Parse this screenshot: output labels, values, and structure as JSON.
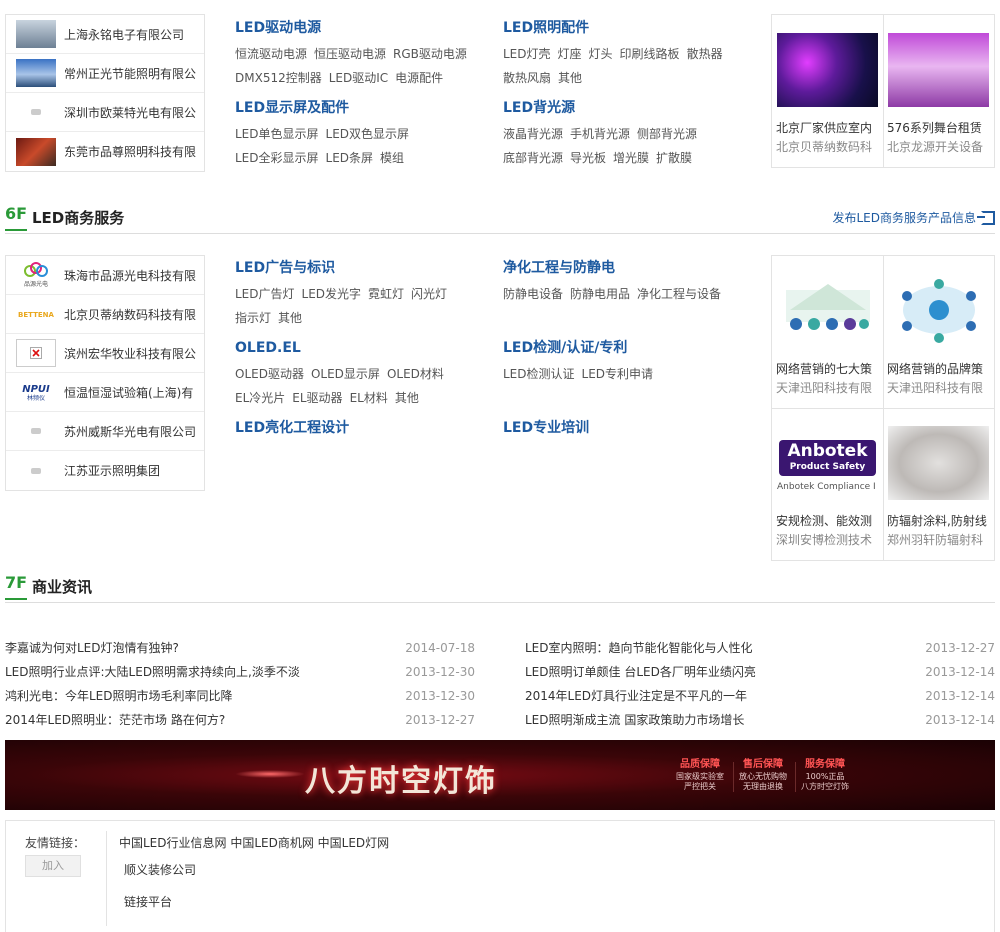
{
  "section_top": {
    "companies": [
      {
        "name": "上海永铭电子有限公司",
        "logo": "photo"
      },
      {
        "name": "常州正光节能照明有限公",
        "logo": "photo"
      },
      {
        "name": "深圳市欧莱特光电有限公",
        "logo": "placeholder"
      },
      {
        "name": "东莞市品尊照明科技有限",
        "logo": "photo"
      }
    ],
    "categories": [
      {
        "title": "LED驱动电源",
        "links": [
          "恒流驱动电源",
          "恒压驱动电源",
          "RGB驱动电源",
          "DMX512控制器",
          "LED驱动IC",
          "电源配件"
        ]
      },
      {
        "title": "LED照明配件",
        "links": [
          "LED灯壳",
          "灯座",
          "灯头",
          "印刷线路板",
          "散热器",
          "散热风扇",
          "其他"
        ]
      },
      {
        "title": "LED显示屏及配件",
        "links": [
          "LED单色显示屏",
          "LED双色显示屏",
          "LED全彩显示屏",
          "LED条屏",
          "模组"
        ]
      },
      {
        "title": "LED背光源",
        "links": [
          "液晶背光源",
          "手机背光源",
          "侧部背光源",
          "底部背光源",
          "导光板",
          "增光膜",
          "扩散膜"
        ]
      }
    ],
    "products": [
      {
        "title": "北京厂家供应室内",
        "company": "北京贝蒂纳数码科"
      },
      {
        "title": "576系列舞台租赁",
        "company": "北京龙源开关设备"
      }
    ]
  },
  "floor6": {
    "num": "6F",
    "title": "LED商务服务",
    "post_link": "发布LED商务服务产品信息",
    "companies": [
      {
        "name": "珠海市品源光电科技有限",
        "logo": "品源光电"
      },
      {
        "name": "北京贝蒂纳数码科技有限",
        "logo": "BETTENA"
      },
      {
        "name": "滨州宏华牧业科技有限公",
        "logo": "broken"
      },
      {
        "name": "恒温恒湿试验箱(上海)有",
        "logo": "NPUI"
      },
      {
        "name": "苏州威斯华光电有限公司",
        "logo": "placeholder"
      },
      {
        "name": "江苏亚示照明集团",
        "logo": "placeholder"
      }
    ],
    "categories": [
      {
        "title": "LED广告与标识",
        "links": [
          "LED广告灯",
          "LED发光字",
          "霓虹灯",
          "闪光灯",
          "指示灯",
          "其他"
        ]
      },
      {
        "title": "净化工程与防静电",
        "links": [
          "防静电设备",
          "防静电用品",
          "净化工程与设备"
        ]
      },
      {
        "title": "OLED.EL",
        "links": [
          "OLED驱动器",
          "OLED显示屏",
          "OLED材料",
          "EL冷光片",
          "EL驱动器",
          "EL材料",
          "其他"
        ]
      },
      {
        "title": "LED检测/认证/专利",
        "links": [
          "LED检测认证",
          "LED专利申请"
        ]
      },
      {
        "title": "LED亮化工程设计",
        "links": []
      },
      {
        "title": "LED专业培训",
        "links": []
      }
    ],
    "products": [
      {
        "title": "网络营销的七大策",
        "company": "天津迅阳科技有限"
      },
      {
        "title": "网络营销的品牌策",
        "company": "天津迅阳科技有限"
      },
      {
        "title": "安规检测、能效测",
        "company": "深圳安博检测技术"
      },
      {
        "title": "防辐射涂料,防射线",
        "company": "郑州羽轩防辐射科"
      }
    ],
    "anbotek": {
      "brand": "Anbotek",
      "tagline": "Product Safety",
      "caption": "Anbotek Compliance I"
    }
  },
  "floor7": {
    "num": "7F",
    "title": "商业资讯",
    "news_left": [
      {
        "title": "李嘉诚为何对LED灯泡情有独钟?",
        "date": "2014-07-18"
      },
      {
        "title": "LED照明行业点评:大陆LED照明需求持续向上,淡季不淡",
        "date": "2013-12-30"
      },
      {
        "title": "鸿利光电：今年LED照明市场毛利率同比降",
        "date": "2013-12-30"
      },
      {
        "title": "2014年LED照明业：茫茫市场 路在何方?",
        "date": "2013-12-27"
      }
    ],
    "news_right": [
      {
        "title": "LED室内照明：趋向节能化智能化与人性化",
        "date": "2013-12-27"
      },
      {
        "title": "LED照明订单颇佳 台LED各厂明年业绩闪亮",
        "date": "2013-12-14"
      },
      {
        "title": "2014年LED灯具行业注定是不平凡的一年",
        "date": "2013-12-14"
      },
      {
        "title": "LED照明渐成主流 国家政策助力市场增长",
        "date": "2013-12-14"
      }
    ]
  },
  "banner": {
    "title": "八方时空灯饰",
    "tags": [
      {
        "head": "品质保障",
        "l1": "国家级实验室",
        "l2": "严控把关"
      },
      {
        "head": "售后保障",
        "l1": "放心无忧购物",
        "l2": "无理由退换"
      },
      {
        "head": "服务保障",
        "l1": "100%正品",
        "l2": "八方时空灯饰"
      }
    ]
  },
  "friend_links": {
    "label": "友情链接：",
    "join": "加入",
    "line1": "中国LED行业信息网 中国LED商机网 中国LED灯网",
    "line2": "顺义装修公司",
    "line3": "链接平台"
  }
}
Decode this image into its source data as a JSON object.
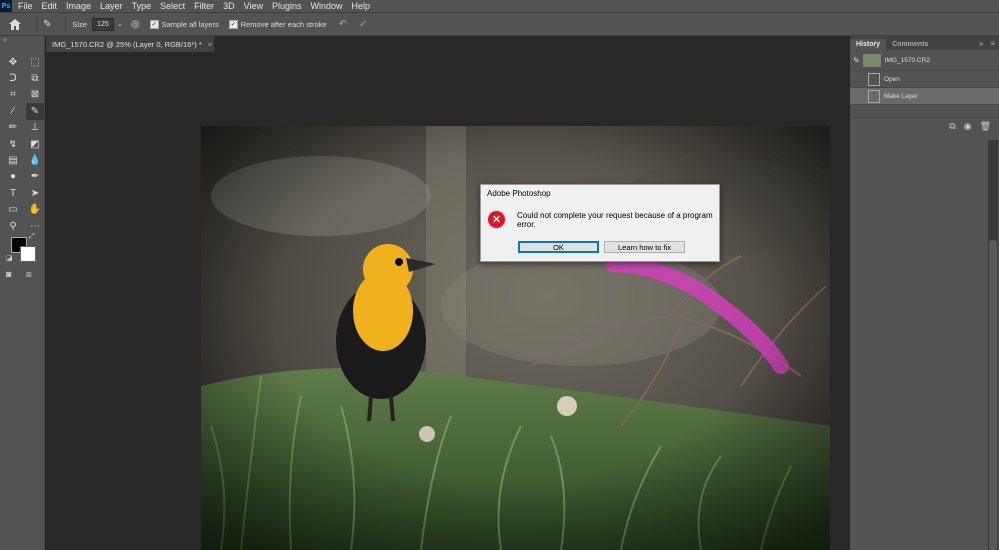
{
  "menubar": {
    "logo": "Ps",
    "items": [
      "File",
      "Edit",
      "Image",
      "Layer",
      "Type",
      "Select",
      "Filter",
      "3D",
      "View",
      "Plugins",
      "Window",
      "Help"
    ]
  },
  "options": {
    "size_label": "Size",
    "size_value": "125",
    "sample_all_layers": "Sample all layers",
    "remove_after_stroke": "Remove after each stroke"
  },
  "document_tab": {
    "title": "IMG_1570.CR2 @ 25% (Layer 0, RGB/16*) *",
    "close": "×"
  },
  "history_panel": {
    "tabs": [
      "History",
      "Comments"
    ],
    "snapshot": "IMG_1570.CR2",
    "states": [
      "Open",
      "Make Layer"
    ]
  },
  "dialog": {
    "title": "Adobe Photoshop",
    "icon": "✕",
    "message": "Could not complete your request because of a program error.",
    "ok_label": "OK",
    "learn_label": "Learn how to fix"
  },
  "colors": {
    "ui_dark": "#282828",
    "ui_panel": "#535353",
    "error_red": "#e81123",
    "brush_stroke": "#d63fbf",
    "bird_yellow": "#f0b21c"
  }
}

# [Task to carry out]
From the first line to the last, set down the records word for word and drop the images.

# [Answer box]
Parse this screenshot: output labels, values, and structure as JSON.
{
  "section_top": {
    "companies": [
      {
        "name": "上海永铭电子有限公司",
        "logo": "photo"
      },
      {
        "name": "常州正光节能照明有限公",
        "logo": "photo"
      },
      {
        "name": "深圳市欧莱特光电有限公",
        "logo": "placeholder"
      },
      {
        "name": "东莞市品尊照明科技有限",
        "logo": "photo"
      }
    ],
    "categories": [
      {
        "title": "LED驱动电源",
        "links": [
          "恒流驱动电源",
          "恒压驱动电源",
          "RGB驱动电源",
          "DMX512控制器",
          "LED驱动IC",
          "电源配件"
        ]
      },
      {
        "title": "LED照明配件",
        "links": [
          "LED灯壳",
          "灯座",
          "灯头",
          "印刷线路板",
          "散热器",
          "散热风扇",
          "其他"
        ]
      },
      {
        "title": "LED显示屏及配件",
        "links": [
          "LED单色显示屏",
          "LED双色显示屏",
          "LED全彩显示屏",
          "LED条屏",
          "模组"
        ]
      },
      {
        "title": "LED背光源",
        "links": [
          "液晶背光源",
          "手机背光源",
          "侧部背光源",
          "底部背光源",
          "导光板",
          "增光膜",
          "扩散膜"
        ]
      }
    ],
    "products": [
      {
        "title": "北京厂家供应室内",
        "company": "北京贝蒂纳数码科"
      },
      {
        "title": "576系列舞台租赁",
        "company": "北京龙源开关设备"
      }
    ]
  },
  "floor6": {
    "num": "6F",
    "title": "LED商务服务",
    "post_link": "发布LED商务服务产品信息",
    "companies": [
      {
        "name": "珠海市品源光电科技有限",
        "logo": "品源光电"
      },
      {
        "name": "北京贝蒂纳数码科技有限",
        "logo": "BETTENA"
      },
      {
        "name": "滨州宏华牧业科技有限公",
        "logo": "broken"
      },
      {
        "name": "恒温恒湿试验箱(上海)有",
        "logo": "NPUI"
      },
      {
        "name": "苏州威斯华光电有限公司",
        "logo": "placeholder"
      },
      {
        "name": "江苏亚示照明集团",
        "logo": "placeholder"
      }
    ],
    "categories": [
      {
        "title": "LED广告与标识",
        "links": [
          "LED广告灯",
          "LED发光字",
          "霓虹灯",
          "闪光灯",
          "指示灯",
          "其他"
        ]
      },
      {
        "title": "净化工程与防静电",
        "links": [
          "防静电设备",
          "防静电用品",
          "净化工程与设备"
        ]
      },
      {
        "title": "OLED.EL",
        "links": [
          "OLED驱动器",
          "OLED显示屏",
          "OLED材料",
          "EL冷光片",
          "EL驱动器",
          "EL材料",
          "其他"
        ]
      },
      {
        "title": "LED检测/认证/专利",
        "links": [
          "LED检测认证",
          "LED专利申请"
        ]
      },
      {
        "title": "LED亮化工程设计",
        "links": []
      },
      {
        "title": "LED专业培训",
        "links": []
      }
    ],
    "products": [
      {
        "title": "网络营销的七大策",
        "company": "天津迅阳科技有限"
      },
      {
        "title": "网络营销的品牌策",
        "company": "天津迅阳科技有限"
      },
      {
        "title": "安规检测、能效测",
        "company": "深圳安博检测技术"
      },
      {
        "title": "防辐射涂料,防射线",
        "company": "郑州羽轩防辐射科"
      }
    ],
    "anbotek": {
      "brand": "Anbotek",
      "tagline": "Product Safety",
      "caption": "Anbotek Compliance I"
    }
  },
  "floor7": {
    "num": "7F",
    "title": "商业资讯",
    "news_left": [
      {
        "title": "李嘉诚为何对LED灯泡情有独钟?",
        "date": "2014-07-18"
      },
      {
        "title": "LED照明行业点评:大陆LED照明需求持续向上,淡季不淡",
        "date": "2013-12-30"
      },
      {
        "title": "鸿利光电：今年LED照明市场毛利率同比降",
        "date": "2013-12-30"
      },
      {
        "title": "2014年LED照明业：茫茫市场 路在何方?",
        "date": "2013-12-27"
      }
    ],
    "news_right": [
      {
        "title": "LED室内照明：趋向节能化智能化与人性化",
        "date": "2013-12-27"
      },
      {
        "title": "LED照明订单颇佳 台LED各厂明年业绩闪亮",
        "date": "2013-12-14"
      },
      {
        "title": "2014年LED灯具行业注定是不平凡的一年",
        "date": "2013-12-14"
      },
      {
        "title": "LED照明渐成主流 国家政策助力市场增长",
        "date": "2013-12-14"
      }
    ]
  },
  "banner": {
    "title": "八方时空灯饰",
    "tags": [
      {
        "head": "品质保障",
        "l1": "国家级实验室",
        "l2": "严控把关"
      },
      {
        "head": "售后保障",
        "l1": "放心无忧购物",
        "l2": "无理由退换"
      },
      {
        "head": "服务保障",
        "l1": "100%正品",
        "l2": "八方时空灯饰"
      }
    ]
  },
  "friend_links": {
    "label": "友情链接：",
    "join": "加入",
    "line1": "中国LED行业信息网 中国LED商机网 中国LED灯网",
    "line2": "顺义装修公司",
    "line3": "链接平台"
  }
}
Decode this image into its source data as a JSON object.
{
  "menubar": {
    "logo": "Ps",
    "items": [
      "File",
      "Edit",
      "Image",
      "Layer",
      "Type",
      "Select",
      "Filter",
      "3D",
      "View",
      "Plugins",
      "Window",
      "Help"
    ]
  },
  "options": {
    "size_label": "Size",
    "size_value": "125",
    "sample_all_layers": "Sample all layers",
    "remove_after_stroke": "Remove after each stroke"
  },
  "document_tab": {
    "title": "IMG_1570.CR2 @ 25% (Layer 0, RGB/16*) *",
    "close": "×"
  },
  "history_panel": {
    "tabs": [
      "History",
      "Comments"
    ],
    "snapshot": "IMG_1570.CR2",
    "states": [
      "Open",
      "Make Layer"
    ]
  },
  "dialog": {
    "title": "Adobe Photoshop",
    "icon": "✕",
    "message": "Could not complete your request because of a program error.",
    "ok_label": "OK",
    "learn_label": "Learn how to fix"
  },
  "colors": {
    "ui_dark": "#282828",
    "ui_panel": "#535353",
    "error_red": "#e81123",
    "brush_stroke": "#d63fbf",
    "bird_yellow": "#f0b21c"
  }
}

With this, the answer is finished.